Coincidentally, that’s the same amount currently offered by the FBI in return for information leading to the arrest of the person they believe is responsible for Gameover ZeuS.
Gameover ZeuS might be the most famous malware to use Zeus code, but it’s far from the only one. Here’s a quick look at other Zeus-inspired malware:
Cthonic can access a victim’s webcam and microphone in addition to their personal information.
Citadel targets a victim’s password manager by attempting to access its master password, and it can also block the websites of various antivirus providers.
Atmos emerged in 2015 and targeted banks directly, harvesting financial data and leaving ransomware in its wake.
Terdot hunts for social media and email credentials in addition to a victim’s banking information.
If your computer becomes infected, the best way to remove Zeus Trojan malware is to use a Trojan removal tool. Download the anti-malware software, and then clear out the Trojan infection like you would remove a computer virus.
Download strong antivirus software from a reputable provider.
After installation, restart your computer in Safe Mode to prevent any malware from connecting to the internet.
Scan your computer for malware with your newly installed antivirus software to detect Trojans or any other malware.
If any malware is found, follow the instructions to remove it.
While you don’t have to worry about the original Zeus Trojan anymore, its lasting influence is still present in today’s malware landscape. Add the following tips into your digital lifestyle to prevent Zeus and its descendents from stealing your information.

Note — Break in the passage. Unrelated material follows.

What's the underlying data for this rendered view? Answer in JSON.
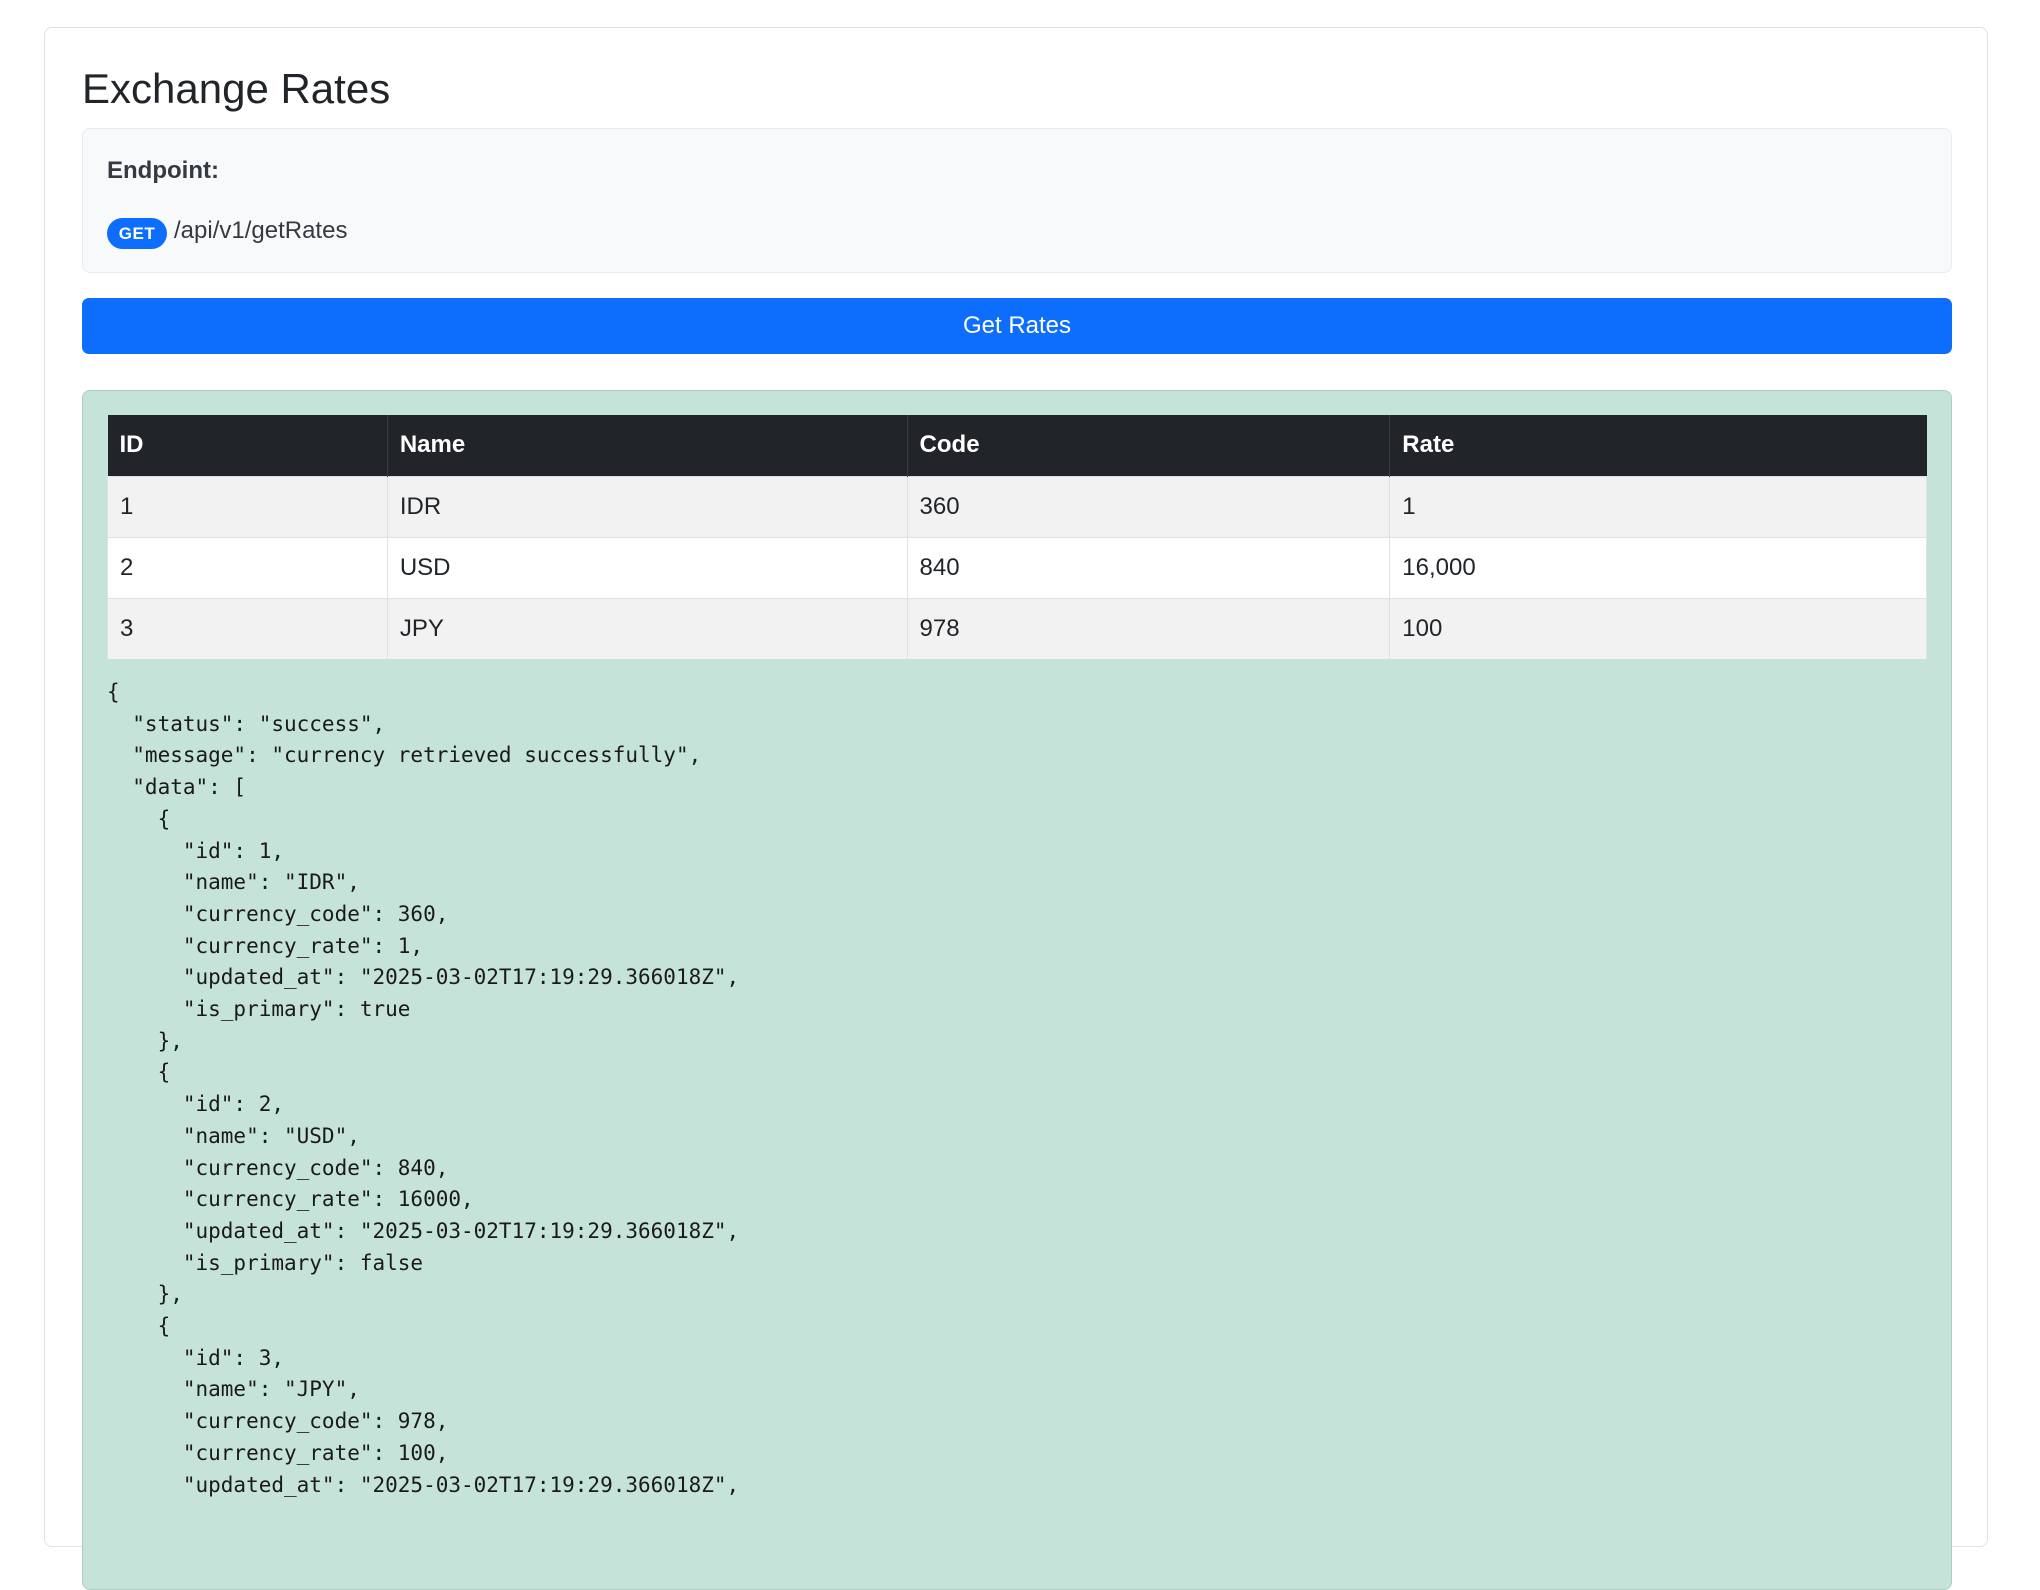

Learn to recognize phishing attacks. Cyber attackers often masquerade as trusted contacts or institutions, like your bank, to fool you into downloading infected attachments or visiting unsafe websites. If you feel like something is off about a certain email, trust your gut and delete it.
Don’t download unknown attachments or click links you don’t trust. If you’re sent an attachment you’re not expecting, or if you receive a link out of the blue via email or on social media, don’t engage. Delete it and turn away.
Don’t click online ads. As mentioned above, online ads can give you malware in a practice known as malvertising. When you click the ad, it infects your device. Ignore online ads and consider using an adblocker or a secure browser if you aren’t already.
Always update your software. Outdated software is vulnerable to malware infection, whereas current software contains the most updated protections. Hackers can exploit vulnerabilities in old software to infect your device.
Don’t store passwords in your browser. It’s easy for malware with access to your browser to get inside and find all the passwords you’ve stored there.
Use a password manager, but don’t save your master password. A good password manager stores your passwords securely and helps you create hard-to-crack passwords. Your master password unlocks your stored passwords — if this gets stolen by malware like Citadel, all your passwords are vulnerable. Just memorize it.
Download licensed software only from official sources. You can greatly reduce your risk of getting a Trojan if you avoid unofficial or unlicensed software. Torrents are tempting, but you can’t be totally sure that what you’re getting doesn’t have any malware bundled with it.
Use antivirus software. Strong antivirus software will detect and block Zeus-based malware before it can infect your machine. And if you do get an infection, your antivirus will quarantine and remove the malware. Download free antivirus software for Windows 10 or Windows 11.
Avast One will block infected downloads, prevent you from accessing infected websites, and detect malware on your machine. If you’re already infected, you’ll be able to scan your device from top to bottom and clear out the malware.
When you choose an antivirus solution from a reliable industry leader, you’re getting a cutting-edge cybersecurity tool that’s continuously updated against the latest malware threats. Since anyone can use Zeus’s source code to build their own malware, your best defense is a cybersecurity tool that’s ready to fight back.